Rock - Released July 3, 2020 | Echo

From
CD$12.99

Alternative & Indie - Released April 12, 2004 | Echo

Since they had a lower profile than their peers and came across as a bunch of mates instead of serious musicians, Supergrass tended to be the most overlooked of all the major Britpop bands. They never defined the culture like Oasis or Blur, never had a following of serious-minded, clever misfits like Pulp, they weren't as sexy as Elastica, and they surely lacked the grandiose, doomed romanticism of Suede. What they were, though, was a bloody brilliant pop band. Their 1995 debut, I Should Coco, kicked harder than any record that year, and it had a bigger stylistic sprawl than any album this side of The Great Escape, which it trumped with a deliriously infectious enthusiasm -- and it was all the more impressive when the fact that Gaz Coombes and Danny Goffey were still in their teens when the cut the album. They matured at a rapid rate, refining their musicality with each of their next three records, but they never had center stage again like they did with I Should Coco. As they worked outside of the spotlight, they developed into a remarkably consistent singles band, as the generous 24-track 2004 collection Supergrass Is 10: The Best of 94-04 proves. Even their muddled eponymous third album sounds brilliant when distilled to the sweetly gorgeous "Moving" and the ridiculously intoxicating "Pumping on Your Stereo." These tunes are thrown together in a nonchronological order that contains all the A-sides apart from the U.S. radio single "Cheapskate" and the movie soundtrack selection "We Still Need More (Than Anyone Can Give)." Instead of being infuriating, this nonchronological sequencing reveals just how consistent Supergrass had been over the decade, since it forces the listener to concentrate on each individual song. Like Green Day's hits compilation International Superhits!, Supergrass Is 10 is a revelation for anybody who hasn't been paying attention, since it showcases a band that is one of best, most satisfying guitar pop groups of the last 15 years. If you haven't checked them out before, you need to get this immediately. © Stephen Thomas Erlewine /TiVo
From
CD$1.49

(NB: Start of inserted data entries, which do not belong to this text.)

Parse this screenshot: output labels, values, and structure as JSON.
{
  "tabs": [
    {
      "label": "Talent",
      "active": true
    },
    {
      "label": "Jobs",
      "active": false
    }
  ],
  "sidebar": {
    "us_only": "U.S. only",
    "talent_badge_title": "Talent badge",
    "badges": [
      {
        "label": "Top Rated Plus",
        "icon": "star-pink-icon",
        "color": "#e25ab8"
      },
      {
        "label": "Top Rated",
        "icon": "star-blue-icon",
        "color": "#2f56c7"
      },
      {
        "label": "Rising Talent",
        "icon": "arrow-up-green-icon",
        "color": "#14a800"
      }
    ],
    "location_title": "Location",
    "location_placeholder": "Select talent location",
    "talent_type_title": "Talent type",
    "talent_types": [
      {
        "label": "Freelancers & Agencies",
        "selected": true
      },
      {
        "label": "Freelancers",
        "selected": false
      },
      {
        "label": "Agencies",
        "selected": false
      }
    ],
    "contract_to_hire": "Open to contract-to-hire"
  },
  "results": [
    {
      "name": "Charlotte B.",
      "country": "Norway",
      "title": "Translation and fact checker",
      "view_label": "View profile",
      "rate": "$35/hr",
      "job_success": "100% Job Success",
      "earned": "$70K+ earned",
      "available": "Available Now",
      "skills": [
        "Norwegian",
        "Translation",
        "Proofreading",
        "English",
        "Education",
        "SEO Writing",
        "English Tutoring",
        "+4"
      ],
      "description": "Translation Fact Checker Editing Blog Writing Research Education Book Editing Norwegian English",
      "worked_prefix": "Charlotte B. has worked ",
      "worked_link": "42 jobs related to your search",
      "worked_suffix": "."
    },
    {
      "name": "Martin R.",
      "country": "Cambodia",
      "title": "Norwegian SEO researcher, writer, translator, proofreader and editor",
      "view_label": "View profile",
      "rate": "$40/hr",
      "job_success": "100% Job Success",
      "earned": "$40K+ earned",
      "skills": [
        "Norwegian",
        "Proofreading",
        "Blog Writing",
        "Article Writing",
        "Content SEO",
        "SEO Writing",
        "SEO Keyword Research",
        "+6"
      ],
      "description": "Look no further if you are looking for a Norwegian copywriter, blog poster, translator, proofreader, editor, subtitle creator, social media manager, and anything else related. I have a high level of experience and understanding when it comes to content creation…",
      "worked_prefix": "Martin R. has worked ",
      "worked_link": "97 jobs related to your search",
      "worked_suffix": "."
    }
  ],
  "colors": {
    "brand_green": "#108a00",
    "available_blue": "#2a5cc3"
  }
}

Rock - Released March 10, 2008 | Echo

From
CD$2.49

Rock - Released October 21, 2005 | Echo

From
CD$2.49

Rock - Released May 22, 2020 | Echo